When Barack Obama was elected U.S. president in 2008, there were 80,127 Chinese students in the United States, according to Statista.

By the time Obama left office in 2016, that number had mushroomed to 350,000 and even nudged further up to 363,341 in 2017, according to data from the Institute of International Education (IIE), a 100-year-old group that monitors international education.

Industry insiders told Xinhua that it appears as if the numbers of students from China are about to plummet, and American educators are wringing their hands wondering how to avert billions of dollars of losses should this happen.


"These geopolitical tensions have real implications," said Ogden, who scoffed at political rhetoric that calls Chinese students spies.

The financial downside to fewer Chinese students is staggering.

According to College Board, 2018-2019 tuition fees at American state colleges average 26,290 dollars for out-of-state students or a total contribution of 9.5 billion dollars in tuition expenses per year coming from China.

All that import revenue could vanish overnight, with White House officials consistently threatening additional tariffs and visa restrictions against the world's most populous nation.

Last November, administration officials even discussed the idea of imposing a total ban on Chinese students, according to The Financial Times.

Ogden also noted that with the anti-China rhetoric swirling in the air, Chinese students are being warned of "the risks" of studying in the United States.
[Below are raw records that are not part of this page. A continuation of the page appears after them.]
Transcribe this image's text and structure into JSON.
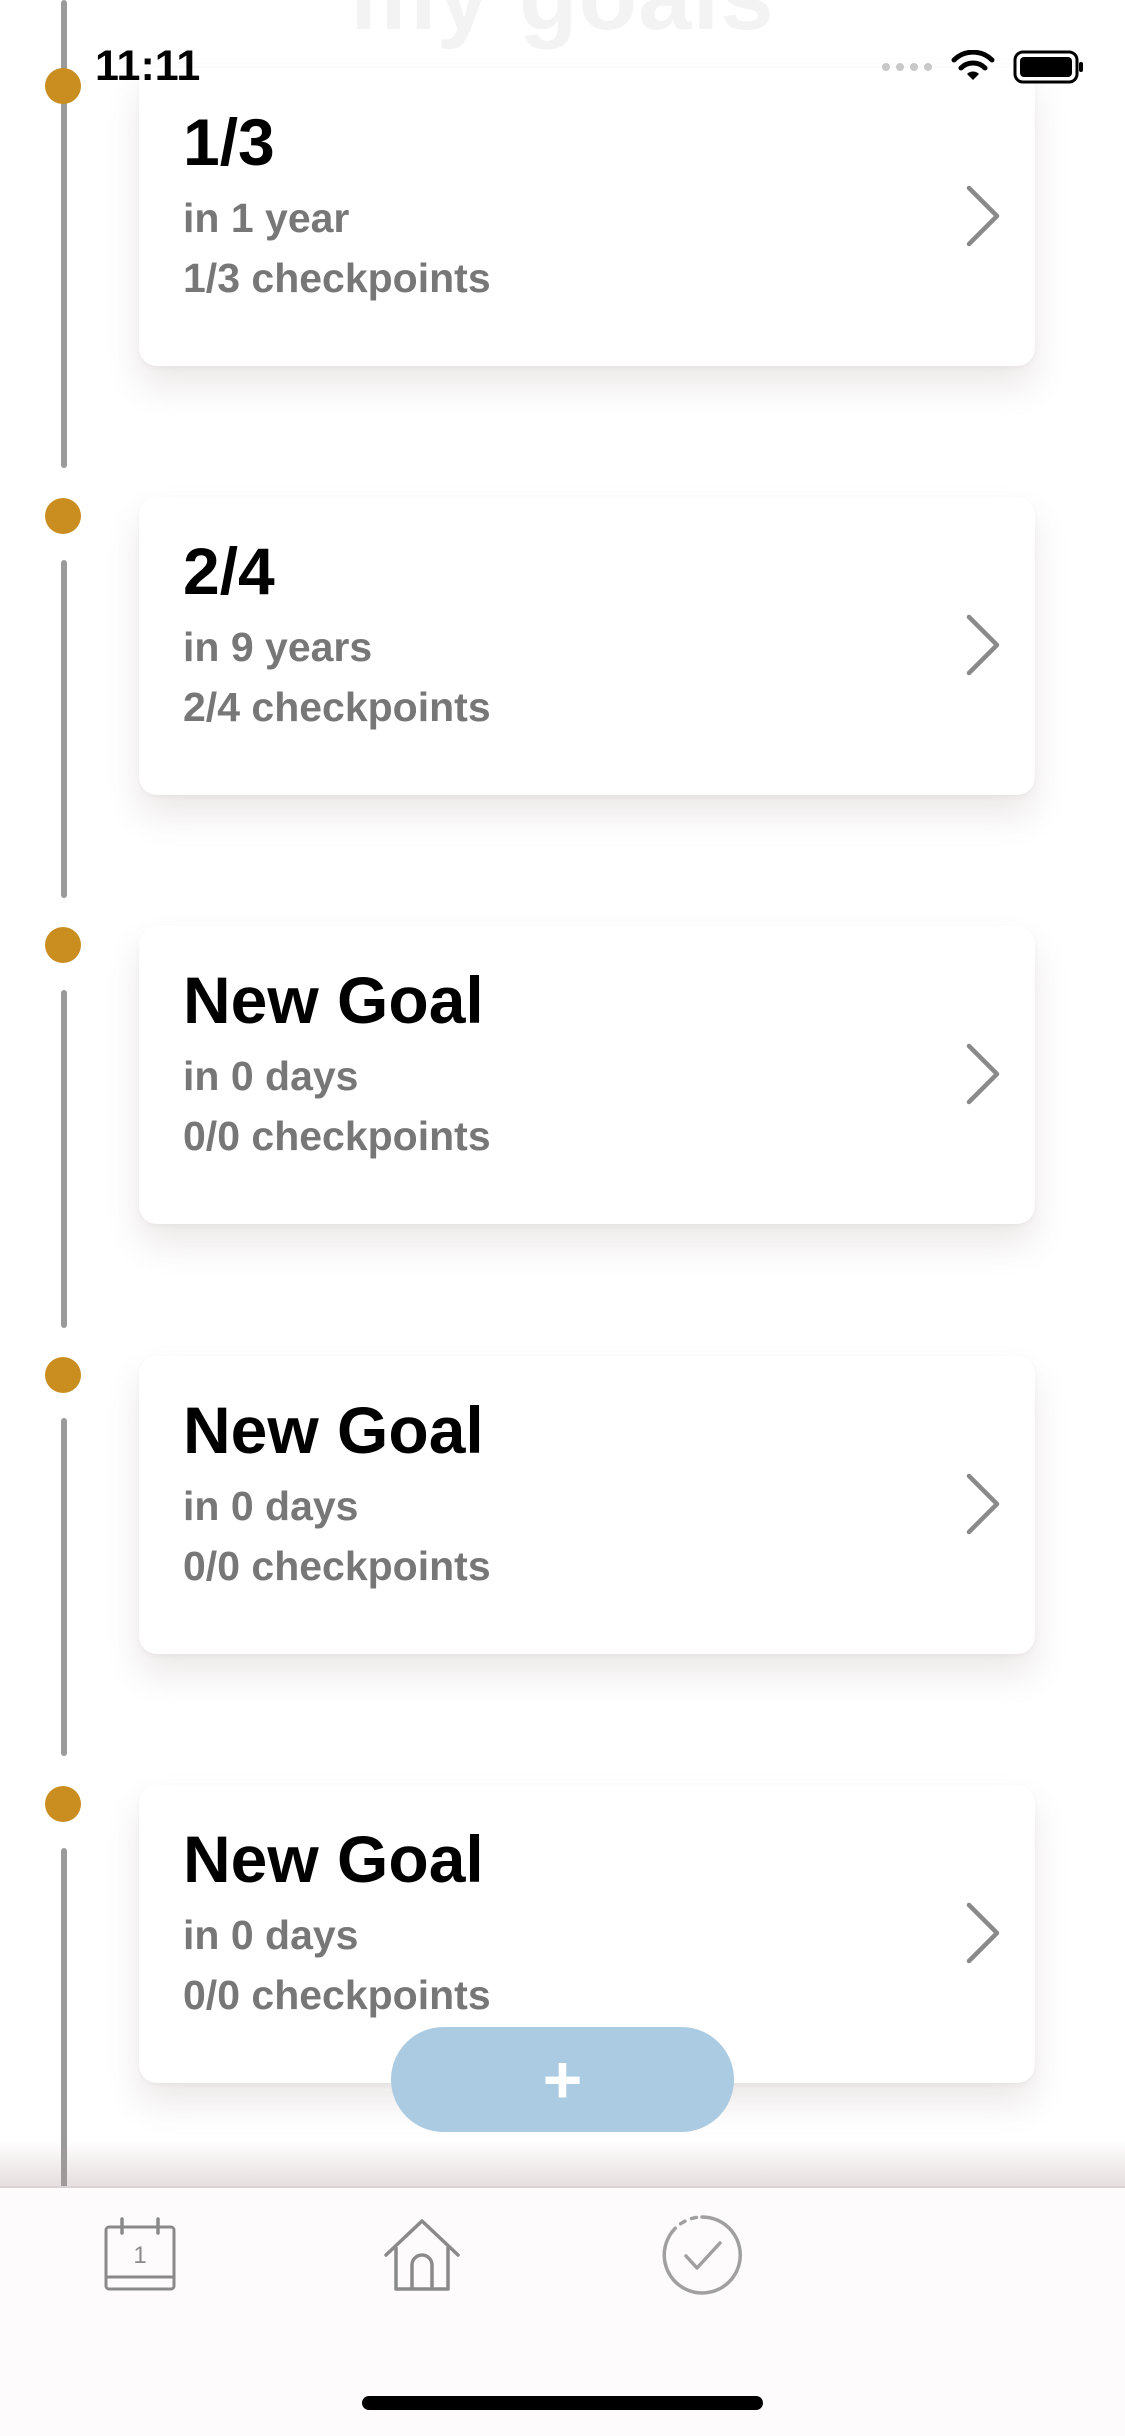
{
  "header": {
    "title": "my goals"
  },
  "status_bar": {
    "time": "11:11"
  },
  "goals": [
    {
      "title": "1/3",
      "due": "in 1 year",
      "progress": "1/3 checkpoints"
    },
    {
      "title": "2/4",
      "due": "in 9 years",
      "progress": "2/4 checkpoints"
    },
    {
      "title": "New Goal",
      "due": "in 0 days",
      "progress": "0/0 checkpoints"
    },
    {
      "title": "New Goal",
      "due": "in 0 days",
      "progress": "0/0 checkpoints"
    },
    {
      "title": "New Goal",
      "due": "in 0 days",
      "progress": "0/0 checkpoints"
    }
  ],
  "add_button": {
    "label": "+"
  },
  "tab_bar": {
    "items": [
      {
        "icon": "calendar-icon",
        "badge": "1"
      },
      {
        "icon": "home-icon"
      },
      {
        "icon": "checkmark-circle-icon"
      }
    ]
  },
  "colors": {
    "timeline_dot": "#c98e1f",
    "timeline_line": "#9a9a9a",
    "add_button": "#abcbe2",
    "secondary_text": "#777777"
  }
}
China's Ministry of Education early this month warned Chinese students and scholars of the risks of going to study in the United States, citing U.S. visa restrictions, urging them to step up risk assessment and prepare accordingly.

"I can't imagine why anyone from most countries in the world would want to come study here now," said Dr. Betsy Smith, a retired professor of English as a second language at Cape Cod Community College in Massachusetts.

"If you want an education in English, there are other English-speaking countries where the educational system is as good and the atmosphere is more welcoming," she blogged on the Higher Education website last month.